** Opening MATERIALS PROVIDED block **

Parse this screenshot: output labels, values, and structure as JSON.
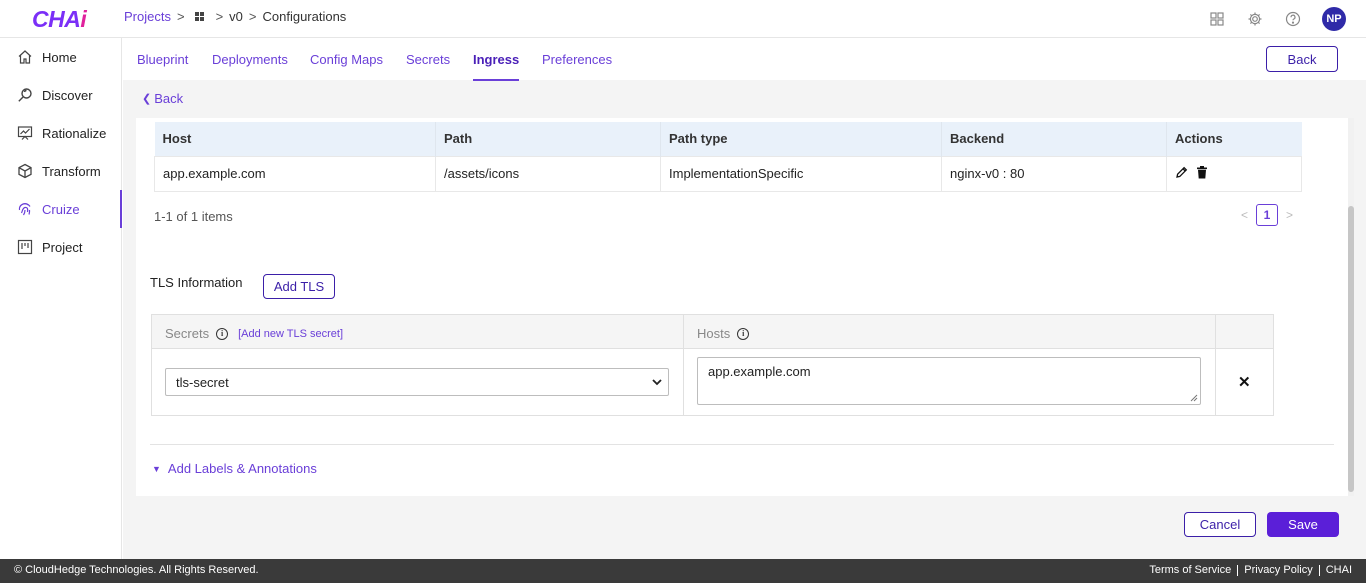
{
  "app": {
    "logo_main": "CHA",
    "logo_i": "i"
  },
  "breadcrumb": {
    "projects": "Projects",
    "version": "v0",
    "current": "Configurations"
  },
  "header": {
    "avatar_initials": "NP"
  },
  "sidebar": {
    "items": [
      {
        "label": "Home",
        "icon": "home-icon"
      },
      {
        "label": "Discover",
        "icon": "search-icon"
      },
      {
        "label": "Rationalize",
        "icon": "chart-board-icon"
      },
      {
        "label": "Transform",
        "icon": "cube-icon"
      },
      {
        "label": "Cruize",
        "icon": "fingerprint-icon",
        "active": true
      },
      {
        "label": "Project",
        "icon": "kanban-icon"
      }
    ]
  },
  "tabs": [
    {
      "label": "Blueprint"
    },
    {
      "label": "Deployments"
    },
    {
      "label": "Config Maps"
    },
    {
      "label": "Secrets"
    },
    {
      "label": "Ingress",
      "active": true
    },
    {
      "label": "Preferences"
    }
  ],
  "buttons": {
    "back_top": "Back",
    "back_link": "Back",
    "add_tls": "Add TLS",
    "cancel": "Cancel",
    "save": "Save"
  },
  "ingress_table": {
    "headers": [
      "Host",
      "Path",
      "Path type",
      "Backend",
      "Actions"
    ],
    "rows": [
      {
        "host": "app.example.com",
        "path": "/assets/icons",
        "path_type": "ImplementationSpecific",
        "backend": "nginx-v0 : 80"
      }
    ],
    "count": "1-1 of 1 items",
    "page": "1"
  },
  "tls": {
    "label": "TLS Information",
    "secrets_header": "Secrets",
    "add_secret_link": "[Add new TLS secret]",
    "hosts_header": "Hosts",
    "secret_value": "tls-secret",
    "hosts_value": "app.example.com"
  },
  "labels_annotations": "Add Labels & Annotations",
  "footer": {
    "copyright": "© CloudHedge Technologies. All Rights Reserved.",
    "links": [
      "Terms of Service",
      "Privacy Policy",
      "CHAI"
    ]
  },
  "colors": {
    "accent": "#6a3fd8",
    "primary_button": "#5b1fd8",
    "avatar": "#2f2aa8",
    "footer": "#3a3a3a"
  }
}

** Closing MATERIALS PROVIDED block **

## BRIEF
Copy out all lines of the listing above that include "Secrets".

## REPLY
      "label": "Secrets"
    "secrets_header": "Secrets",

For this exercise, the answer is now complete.